The official LoM website features this prayerful address: “O Mary, conceived without sin.” In reading that expression, one might logically infer that other conceptions are thought to have involved sin. That implication is offensive. No one prays to any other child who was also conceived without sin. But the adverbial phrase “without sin” is at issue, and it invites confusion: it’s not really intended to modify the verb (according to official R.C. doctrine), but rather, the product of the verb, i.e., Mary herself. In other words, the assertion is not that Mary’s parents didn’t have intercourse; it’s that the embryonic Mary was qualitatively different from any other human embryo to that point.
The “immaculate conception”—a doctrine fabricated without relation to any biblical text—is one that some non-Catholics will be surprised to discover relates not to Mary’s parents per se, but to the pre-born Mary in utero and her supposed freedom from “original sin” in the womb. (Some Catholics have been confused on this doctrine, and a papal clarification was issued at some point. Neither does the “immaculate conception” pertain to Mary’s own virgin state prior to the birth of Jesus. That assumption a common mistake made by Catholics and non-Catholics alike.)
At the end of the day, the idea that Mary was without original sin while the rest of us are born with it is (a) loading the conversation theologically and (b) making Mary out to be special in a way the scriptures do not claim she was.

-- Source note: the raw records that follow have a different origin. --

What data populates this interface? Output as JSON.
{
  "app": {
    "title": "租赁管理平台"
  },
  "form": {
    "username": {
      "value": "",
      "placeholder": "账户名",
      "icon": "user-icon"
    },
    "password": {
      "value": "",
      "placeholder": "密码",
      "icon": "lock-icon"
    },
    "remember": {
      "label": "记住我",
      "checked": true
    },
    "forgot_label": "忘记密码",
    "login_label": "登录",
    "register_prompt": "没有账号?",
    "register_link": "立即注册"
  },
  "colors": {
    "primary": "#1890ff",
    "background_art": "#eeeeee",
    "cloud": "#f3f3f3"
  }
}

The silliness of human religion baffles me. Joining the Legion of Mary might make some passionate college student feel s/he is perpetuating and building on centuries of something. The Legion might offer a sense of camaraderie with other, equally off-track souls. Whatever its draw, the Legion of Mary has nothing to do with authentic Christianity.
B. Casey, 12/2/16
¹ Originally I had “immaculate conception” above, but I was fearful of needless offense at the outset. Then I realized this whole diatribe will be inherently offensive to a few, and I wasn’t willing to forgo the piece, so I put “immaculate” in this footnote!